  • Better resolution of tonal colors is really evident when listening to the Smoke on the Water track. That has more pace via the Pangea cable rather than the Belkin cable.
  • Cymbals are easier to hear since the shimmer is presented more clearly.
What I realized with extended listening is that though the sound from the Pangea cable seems more precise than from the Belkin cable, its sound is also more forward and somewhat harsh. As a result, it is difficult to follow and understand individual instruments. The additional detail that the Pangea cable provides over what the Belkin cable provides is not resolved well and it presents music in somewhat of a muddled way.

Shunyata Venom:
This cable was a clear improvement over both the Belkin and Pangea cables. It has better timing than the Pangea on Limbo Jazz along with more clarity & clearer placement of instruments. The Shunyata sounds tidier than the Pangea and thus also has a better sense of pace than the Pangea. The Shunyata has no less resolution than the Pangea but with much less harshness. In fact, it probably has more resolution than the Pangea cable but also with more refinement. The Shunyata also provides more fullness than the Pangea. The crowd cheers at the beginning of NIrvana’s ’Come As You Are’ were more evident with the Shunyata than the Pangea.

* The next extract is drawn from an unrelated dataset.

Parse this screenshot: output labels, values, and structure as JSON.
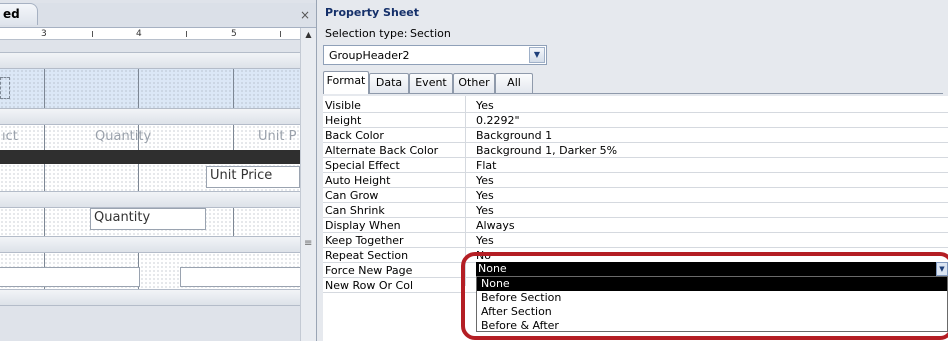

Stordiau Phasure Lush:
As good as the Shunyata USB cable sounded, the Stordiau Lush took all that the Shunyata cable did well to the next level. It has both better resolution and pace but also with more fullness, smoothness and presence. Interestingly, this cable conveyed the edges of notes better, but also sounded smoother than the rest of the cables. These were my raw notes on the Stordiau cable:
  • More roundness & presence than the Shunyata cable. Timbres are more clearly audible. Joshua Redman’s Saxophone on Chill
  • Most realistic tones
  • Has the pace of the Shunyata but with more detail and resolution of timbres
  • Instruments sounds more like real instruments than representation of instruments. Saxophone in particular has a roundness of tone.
  • Beautiful, organic sounding tone quality to instruments and voices, but still conveyed the edge in Kurt Cobain’s voice better than either the Pangea or Shunyata cables.
  • Most non-fatiguing sound compared to both the Pangea and Shunyata cables

I was lucky that my friend prefers SPDIF over USB. He sold me the Stordiau cable at a very good price compared to the $300 that it would cost me to get a new one from Europe:

This a summary of sonic differences that I heard between these cables costing between $0 - $260:

  1. Better resolution
  2. More presence
  3. Better pace & timing
  4. More realistic tonal quality
  5. More 3-dimensional sound
  6. More precise placement of instruments and voice

@edgewound I'm a fan of the Nordost Flatline speaker cables as well. They sound incredibly fast and transparent. I also got mine in the early 90s when the Flatline Gold cables were more reasonably priced because Nordost was just starting out.

The only downside to using my Nordost Flatline cables is that they are very revealing of any upstream harshness in recordings or my signal path.